** PROBLEM TO WORK ON **
Among the lines below, copy each one in which "DIGITAL" appears.

** Dataset rows for apps and sites **
========

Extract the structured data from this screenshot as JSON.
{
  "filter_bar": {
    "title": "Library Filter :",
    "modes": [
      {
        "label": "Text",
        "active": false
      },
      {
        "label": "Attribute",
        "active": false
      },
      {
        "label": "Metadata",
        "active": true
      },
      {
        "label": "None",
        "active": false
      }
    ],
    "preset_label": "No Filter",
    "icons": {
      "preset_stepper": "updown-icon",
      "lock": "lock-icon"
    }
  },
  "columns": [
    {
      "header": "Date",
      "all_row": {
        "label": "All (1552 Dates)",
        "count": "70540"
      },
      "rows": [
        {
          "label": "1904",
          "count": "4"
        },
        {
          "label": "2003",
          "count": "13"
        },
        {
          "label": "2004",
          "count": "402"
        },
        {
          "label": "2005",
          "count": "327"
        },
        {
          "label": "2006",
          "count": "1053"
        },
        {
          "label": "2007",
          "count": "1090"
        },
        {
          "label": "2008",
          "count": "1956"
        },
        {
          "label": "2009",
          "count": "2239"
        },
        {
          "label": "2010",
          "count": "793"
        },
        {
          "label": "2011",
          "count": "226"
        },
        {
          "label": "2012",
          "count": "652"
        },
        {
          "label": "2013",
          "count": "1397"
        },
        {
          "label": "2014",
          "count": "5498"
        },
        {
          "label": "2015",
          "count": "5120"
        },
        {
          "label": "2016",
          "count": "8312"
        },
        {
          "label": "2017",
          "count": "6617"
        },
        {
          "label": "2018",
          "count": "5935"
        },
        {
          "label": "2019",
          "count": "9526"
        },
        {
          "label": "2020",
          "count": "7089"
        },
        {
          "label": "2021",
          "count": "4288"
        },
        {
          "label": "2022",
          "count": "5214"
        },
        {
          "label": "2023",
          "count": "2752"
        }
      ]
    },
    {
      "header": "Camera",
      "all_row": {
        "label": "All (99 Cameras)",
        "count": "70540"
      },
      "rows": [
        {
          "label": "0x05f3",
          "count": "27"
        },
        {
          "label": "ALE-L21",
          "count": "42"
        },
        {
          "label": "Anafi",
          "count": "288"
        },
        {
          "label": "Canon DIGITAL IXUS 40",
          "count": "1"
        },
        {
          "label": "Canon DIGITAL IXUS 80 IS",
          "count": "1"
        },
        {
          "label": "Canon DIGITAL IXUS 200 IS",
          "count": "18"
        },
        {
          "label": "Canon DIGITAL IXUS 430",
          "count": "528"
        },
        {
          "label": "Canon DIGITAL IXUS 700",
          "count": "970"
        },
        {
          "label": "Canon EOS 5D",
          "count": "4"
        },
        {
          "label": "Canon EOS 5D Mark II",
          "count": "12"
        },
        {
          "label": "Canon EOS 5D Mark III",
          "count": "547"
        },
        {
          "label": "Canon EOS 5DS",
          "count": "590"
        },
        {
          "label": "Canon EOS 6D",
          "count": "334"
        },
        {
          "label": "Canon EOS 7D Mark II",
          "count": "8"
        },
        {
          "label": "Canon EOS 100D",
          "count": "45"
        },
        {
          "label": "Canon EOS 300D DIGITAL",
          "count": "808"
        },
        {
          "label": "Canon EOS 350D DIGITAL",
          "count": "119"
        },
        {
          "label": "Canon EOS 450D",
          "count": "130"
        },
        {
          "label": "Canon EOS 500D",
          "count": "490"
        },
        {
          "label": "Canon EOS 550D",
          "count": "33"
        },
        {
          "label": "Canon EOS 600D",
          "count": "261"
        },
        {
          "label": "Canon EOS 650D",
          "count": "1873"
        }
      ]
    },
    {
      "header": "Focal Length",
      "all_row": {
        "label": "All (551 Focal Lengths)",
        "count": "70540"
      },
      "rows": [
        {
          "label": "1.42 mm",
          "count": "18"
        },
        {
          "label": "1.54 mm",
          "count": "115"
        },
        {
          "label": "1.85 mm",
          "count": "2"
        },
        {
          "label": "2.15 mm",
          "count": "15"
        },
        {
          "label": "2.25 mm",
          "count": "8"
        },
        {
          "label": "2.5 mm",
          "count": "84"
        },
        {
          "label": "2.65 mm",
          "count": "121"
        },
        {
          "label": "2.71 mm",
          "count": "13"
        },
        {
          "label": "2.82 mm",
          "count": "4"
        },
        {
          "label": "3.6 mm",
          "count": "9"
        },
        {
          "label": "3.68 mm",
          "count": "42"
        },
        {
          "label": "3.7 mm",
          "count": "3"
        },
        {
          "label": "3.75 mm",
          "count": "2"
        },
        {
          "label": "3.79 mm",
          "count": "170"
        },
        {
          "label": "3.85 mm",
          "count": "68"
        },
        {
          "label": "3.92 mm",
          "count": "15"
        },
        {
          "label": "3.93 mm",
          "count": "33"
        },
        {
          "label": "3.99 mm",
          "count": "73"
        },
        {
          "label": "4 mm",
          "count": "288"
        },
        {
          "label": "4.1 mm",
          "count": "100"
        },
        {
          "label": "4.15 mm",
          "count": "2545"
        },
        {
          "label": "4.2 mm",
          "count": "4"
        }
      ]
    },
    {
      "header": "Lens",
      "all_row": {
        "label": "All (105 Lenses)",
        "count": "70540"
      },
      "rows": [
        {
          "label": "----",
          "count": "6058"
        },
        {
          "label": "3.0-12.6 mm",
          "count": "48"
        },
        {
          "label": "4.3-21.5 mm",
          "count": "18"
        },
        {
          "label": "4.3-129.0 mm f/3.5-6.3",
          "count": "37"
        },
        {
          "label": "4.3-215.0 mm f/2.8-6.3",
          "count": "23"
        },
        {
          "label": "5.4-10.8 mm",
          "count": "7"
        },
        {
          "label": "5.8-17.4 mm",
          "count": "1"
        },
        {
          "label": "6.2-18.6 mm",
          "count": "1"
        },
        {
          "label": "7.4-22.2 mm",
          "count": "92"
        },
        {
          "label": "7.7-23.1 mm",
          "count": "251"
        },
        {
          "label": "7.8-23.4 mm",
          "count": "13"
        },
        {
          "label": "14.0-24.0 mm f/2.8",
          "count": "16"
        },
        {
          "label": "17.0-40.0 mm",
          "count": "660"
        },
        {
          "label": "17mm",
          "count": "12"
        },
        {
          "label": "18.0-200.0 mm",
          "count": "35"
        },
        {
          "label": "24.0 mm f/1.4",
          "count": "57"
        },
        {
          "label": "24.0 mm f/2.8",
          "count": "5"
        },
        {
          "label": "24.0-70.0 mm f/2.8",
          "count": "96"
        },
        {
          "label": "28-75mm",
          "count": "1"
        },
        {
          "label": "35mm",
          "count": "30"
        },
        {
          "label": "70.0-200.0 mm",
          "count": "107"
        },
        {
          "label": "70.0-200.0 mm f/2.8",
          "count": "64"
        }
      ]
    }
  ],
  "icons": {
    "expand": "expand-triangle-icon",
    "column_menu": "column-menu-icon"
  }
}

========

** ANSWER FOR THE TASK **
          "label": "Canon DIGITAL IXUS 40",
          "label": "Canon DIGITAL IXUS 80 IS",
          "label": "Canon DIGITAL IXUS 200 IS",
          "label": "Canon DIGITAL IXUS 430",
          "label": "Canon DIGITAL IXUS 700",
          "label": "Canon EOS 300D DIGITAL",
          "label": "Canon EOS 350D DIGITAL",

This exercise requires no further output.